In The Sign of the Weeping Virgin, the debut novel by Nashvillian Alana White, Guid’Antonio Vespucci and his nephew Amerigo return from a two-year diplomatic mission to Paris only to find their native Florence in disarray. A young woman has been kidnapped, supposedly by the infidel Turks, and a painting of the Virgin Mary is weeping in the Vespucci home church. In fifteenth-century Italy, these events are equally disturbing. Many in Florence believe the Virgin is weeping over Lorenzo Medici’s long argument with Pope Sixtus IV. Rebellion and mutiny are in the air.
Guid’Antonio, a lawyer and diplomat, knows that there are no Turks attacking young women in this part of Italy, and he believes that the weeping Virgin is more man-made than divine. But he also knows that he will need to solve both mysteries if he is to ensure Lorenzo’s continued safety and rule over the city. Guid’Antonio has always been loyal to the Medici family, and he is haunted by his inability to save Giuliano Medici, his friend and Lorenzo’s brother, from assassination by political rivals in Florence Cathedral: “Guid’Antonio’s eyes flicked toward Lorenzo, and then back again. He did not see Bandini’s axe till the blade flashed in the candlelight and sliced down on Giuliano’s head. After that, time slowed down, as if luxuriously uncoiling itself in a long dark strand.” Still, loyalty and guilt are not Guid’Antonio’s only concerns. After all, this is Renaissance Italy, where being on the wrong side of a political fight can result in the loss of family honor, wealth, and—as Giuliano’s murder made shockingly clear—even life.
The Sign of the Weeping Virgin brings to life the complexities and contradictions of Renaissance Florence. The wealthy walk the same streets with the poor and hungry, where starving dogs are grateful for a bit of spat-out cheese. The Church harbors not only the saintly but also the greedy, the lascivious, and the ambitious. Artists like Botticelli and Da Vinci create works that will be considered some of the most beautiful in history, but their eyes are always on pleasing their patrons. And they too are aware of the greater political implications of a war between Lorenzo Medici and the Pope. After all, there’s a brand new chapel in Rome (the Sistine) that will soon bring works to the right skilled artists.
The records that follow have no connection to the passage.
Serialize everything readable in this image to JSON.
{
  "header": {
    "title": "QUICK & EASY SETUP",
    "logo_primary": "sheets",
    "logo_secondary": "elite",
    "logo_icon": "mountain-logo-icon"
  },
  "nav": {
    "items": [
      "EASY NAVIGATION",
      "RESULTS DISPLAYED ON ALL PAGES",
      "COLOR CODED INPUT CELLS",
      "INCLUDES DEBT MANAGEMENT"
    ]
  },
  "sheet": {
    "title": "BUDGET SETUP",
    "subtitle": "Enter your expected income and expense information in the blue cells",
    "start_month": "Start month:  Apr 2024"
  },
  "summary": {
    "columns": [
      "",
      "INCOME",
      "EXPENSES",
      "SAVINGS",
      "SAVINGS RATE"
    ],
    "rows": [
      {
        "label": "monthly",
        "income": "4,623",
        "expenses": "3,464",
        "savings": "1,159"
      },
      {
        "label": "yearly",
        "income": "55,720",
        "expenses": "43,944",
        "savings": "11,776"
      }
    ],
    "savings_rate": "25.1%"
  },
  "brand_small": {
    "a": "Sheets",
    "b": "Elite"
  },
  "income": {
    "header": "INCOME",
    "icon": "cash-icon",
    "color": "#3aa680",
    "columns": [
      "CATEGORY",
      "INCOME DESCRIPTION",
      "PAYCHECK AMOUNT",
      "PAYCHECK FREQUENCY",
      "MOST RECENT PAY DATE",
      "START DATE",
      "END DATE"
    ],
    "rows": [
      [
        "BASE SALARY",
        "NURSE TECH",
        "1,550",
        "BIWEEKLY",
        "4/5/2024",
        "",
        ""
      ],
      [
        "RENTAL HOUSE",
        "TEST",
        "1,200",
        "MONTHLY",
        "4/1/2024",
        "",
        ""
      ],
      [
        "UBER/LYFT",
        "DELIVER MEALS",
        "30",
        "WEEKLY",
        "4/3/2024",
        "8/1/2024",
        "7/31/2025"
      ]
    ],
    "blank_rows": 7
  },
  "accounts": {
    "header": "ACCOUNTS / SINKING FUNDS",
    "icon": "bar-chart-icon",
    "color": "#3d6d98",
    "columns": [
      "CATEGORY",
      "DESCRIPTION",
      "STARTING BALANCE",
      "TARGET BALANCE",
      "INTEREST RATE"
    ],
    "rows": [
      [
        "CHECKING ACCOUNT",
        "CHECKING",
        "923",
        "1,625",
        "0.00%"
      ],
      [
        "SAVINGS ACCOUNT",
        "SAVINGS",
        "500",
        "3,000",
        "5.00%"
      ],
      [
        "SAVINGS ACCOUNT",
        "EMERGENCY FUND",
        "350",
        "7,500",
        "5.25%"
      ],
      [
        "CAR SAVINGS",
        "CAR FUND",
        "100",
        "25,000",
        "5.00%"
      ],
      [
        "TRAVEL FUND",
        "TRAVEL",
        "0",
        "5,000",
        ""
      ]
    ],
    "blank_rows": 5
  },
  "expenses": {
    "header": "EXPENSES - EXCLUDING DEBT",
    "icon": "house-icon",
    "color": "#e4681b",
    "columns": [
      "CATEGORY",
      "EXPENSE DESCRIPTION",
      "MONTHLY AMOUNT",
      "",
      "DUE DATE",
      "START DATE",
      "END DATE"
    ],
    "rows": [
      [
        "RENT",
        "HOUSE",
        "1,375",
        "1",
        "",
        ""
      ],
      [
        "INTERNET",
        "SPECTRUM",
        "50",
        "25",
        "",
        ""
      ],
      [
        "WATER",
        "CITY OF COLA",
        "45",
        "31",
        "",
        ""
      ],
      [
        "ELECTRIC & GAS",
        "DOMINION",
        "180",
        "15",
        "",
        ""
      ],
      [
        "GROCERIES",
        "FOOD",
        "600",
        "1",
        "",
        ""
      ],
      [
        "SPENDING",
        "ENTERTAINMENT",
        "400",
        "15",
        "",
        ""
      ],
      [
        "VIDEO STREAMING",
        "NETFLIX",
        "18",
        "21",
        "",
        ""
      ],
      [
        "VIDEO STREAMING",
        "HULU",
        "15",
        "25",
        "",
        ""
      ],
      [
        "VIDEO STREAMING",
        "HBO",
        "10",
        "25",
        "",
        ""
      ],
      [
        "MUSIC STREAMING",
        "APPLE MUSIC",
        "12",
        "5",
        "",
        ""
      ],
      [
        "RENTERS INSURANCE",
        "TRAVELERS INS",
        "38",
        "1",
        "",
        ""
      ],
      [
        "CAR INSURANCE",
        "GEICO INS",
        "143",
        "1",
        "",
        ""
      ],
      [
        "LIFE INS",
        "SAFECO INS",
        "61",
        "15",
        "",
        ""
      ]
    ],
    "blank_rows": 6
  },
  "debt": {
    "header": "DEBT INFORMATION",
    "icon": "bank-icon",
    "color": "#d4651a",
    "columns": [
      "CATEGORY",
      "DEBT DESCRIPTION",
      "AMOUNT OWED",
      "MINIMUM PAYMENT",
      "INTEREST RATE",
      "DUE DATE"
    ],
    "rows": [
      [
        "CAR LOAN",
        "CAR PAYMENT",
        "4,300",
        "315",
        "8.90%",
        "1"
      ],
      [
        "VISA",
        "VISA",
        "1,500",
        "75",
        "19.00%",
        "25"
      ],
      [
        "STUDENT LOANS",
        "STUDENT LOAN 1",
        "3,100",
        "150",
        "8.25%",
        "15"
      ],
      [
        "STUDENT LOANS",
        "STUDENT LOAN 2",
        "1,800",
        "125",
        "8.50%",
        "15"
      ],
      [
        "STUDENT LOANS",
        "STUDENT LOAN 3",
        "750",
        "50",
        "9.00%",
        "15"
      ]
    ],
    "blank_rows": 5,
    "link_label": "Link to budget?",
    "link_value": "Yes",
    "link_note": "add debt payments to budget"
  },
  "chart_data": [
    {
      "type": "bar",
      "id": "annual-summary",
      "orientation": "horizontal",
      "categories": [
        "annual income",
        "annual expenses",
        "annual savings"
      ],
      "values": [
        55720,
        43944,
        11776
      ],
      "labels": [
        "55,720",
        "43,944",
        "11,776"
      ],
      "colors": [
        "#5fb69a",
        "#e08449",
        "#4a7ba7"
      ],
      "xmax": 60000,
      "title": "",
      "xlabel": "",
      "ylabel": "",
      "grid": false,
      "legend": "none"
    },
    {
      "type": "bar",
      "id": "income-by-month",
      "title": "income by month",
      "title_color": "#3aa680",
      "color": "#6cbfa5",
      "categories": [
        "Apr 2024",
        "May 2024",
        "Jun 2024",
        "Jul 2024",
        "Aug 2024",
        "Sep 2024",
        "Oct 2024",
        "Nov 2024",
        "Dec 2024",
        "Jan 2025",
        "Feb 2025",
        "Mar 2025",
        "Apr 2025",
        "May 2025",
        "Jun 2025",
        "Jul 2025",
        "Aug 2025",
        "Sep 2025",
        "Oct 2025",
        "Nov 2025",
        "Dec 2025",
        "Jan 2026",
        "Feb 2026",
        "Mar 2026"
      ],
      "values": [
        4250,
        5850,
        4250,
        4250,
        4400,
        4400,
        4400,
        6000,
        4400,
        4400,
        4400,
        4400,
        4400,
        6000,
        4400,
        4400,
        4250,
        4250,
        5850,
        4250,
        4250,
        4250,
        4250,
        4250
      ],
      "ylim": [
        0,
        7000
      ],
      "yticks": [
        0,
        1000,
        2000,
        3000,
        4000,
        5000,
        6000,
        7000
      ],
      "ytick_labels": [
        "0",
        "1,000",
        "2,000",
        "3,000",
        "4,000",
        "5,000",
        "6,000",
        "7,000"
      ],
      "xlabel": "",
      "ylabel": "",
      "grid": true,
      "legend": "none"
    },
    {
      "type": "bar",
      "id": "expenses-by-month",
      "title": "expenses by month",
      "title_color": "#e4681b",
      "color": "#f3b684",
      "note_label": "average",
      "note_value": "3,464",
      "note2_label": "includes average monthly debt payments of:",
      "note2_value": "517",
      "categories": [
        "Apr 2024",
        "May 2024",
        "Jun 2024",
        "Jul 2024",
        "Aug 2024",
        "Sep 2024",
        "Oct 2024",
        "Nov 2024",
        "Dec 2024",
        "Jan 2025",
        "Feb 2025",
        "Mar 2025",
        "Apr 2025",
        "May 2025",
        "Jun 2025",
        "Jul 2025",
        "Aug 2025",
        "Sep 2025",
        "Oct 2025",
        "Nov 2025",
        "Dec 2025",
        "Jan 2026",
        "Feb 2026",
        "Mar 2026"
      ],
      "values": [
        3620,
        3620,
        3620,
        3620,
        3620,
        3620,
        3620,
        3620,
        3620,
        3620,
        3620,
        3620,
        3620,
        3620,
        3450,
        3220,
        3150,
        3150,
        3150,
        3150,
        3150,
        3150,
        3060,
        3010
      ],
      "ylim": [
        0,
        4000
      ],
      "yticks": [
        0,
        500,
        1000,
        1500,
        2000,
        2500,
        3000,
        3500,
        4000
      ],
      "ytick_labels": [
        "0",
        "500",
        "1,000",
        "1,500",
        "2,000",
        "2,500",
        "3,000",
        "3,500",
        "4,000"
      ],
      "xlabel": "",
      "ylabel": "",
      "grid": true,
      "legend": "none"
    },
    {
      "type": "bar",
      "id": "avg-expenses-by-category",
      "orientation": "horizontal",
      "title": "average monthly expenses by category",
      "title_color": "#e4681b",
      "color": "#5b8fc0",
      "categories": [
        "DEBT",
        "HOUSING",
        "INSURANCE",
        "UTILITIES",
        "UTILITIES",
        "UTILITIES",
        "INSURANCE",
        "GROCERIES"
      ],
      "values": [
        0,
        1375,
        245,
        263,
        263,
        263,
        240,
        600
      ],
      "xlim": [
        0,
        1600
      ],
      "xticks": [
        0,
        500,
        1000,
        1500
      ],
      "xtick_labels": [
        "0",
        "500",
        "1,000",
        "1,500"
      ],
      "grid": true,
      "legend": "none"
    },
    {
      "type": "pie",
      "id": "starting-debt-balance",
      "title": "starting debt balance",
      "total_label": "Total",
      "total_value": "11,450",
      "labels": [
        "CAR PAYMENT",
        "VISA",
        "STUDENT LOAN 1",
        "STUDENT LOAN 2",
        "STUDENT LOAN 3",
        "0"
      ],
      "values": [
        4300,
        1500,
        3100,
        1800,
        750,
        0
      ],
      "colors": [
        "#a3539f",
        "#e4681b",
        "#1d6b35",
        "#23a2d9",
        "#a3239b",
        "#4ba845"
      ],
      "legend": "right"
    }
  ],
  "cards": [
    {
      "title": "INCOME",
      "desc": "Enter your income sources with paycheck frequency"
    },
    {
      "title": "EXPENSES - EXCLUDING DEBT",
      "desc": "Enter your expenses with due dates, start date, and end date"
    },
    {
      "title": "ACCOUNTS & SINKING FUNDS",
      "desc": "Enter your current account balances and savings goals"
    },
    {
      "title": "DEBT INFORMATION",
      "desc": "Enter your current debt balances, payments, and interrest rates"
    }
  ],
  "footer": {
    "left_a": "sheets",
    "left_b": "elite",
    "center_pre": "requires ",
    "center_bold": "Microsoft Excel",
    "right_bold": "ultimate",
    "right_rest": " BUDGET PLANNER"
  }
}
White makes Guid’Antonio a compelling protagonist. Like any good Florentine politician, he has made many compromises and is not always comfortable with them. Giuliano’s death still haunts him. He loves his wife and son but has returned from France not quite sure of the former and almost a stranger to the latter. His loyalties are divided among his family, the Vespucci house, and the Medicis, and each of them requires more than perhaps one man can give. He sometimes wonders if he can keep his own household together, let alone Florence: “He felt like a man hurtling down a snowy mountain slope, while an avalanche pounded after him with such force, it seem bound to crush him beneath its awesome weight.”
White seamlessly mixes history with fiction, making readers feel as if they too are being pursued on dangerous Florentine streets in the middle of the night or wondering if a decision to be loyal will result in continued fortune or complete ruin. And she manages to convey the crazy complexity of fifteenth-century Italian politics without ever slipping into lecture mode. The Sign of the Weeping Virgin is a wonderful treat for readers who enjoy historical mysteries, Italy, and beautiful writing. Here’s hoping we’ll be treated to more adventures with Guid’Antonio and the Vespucci family.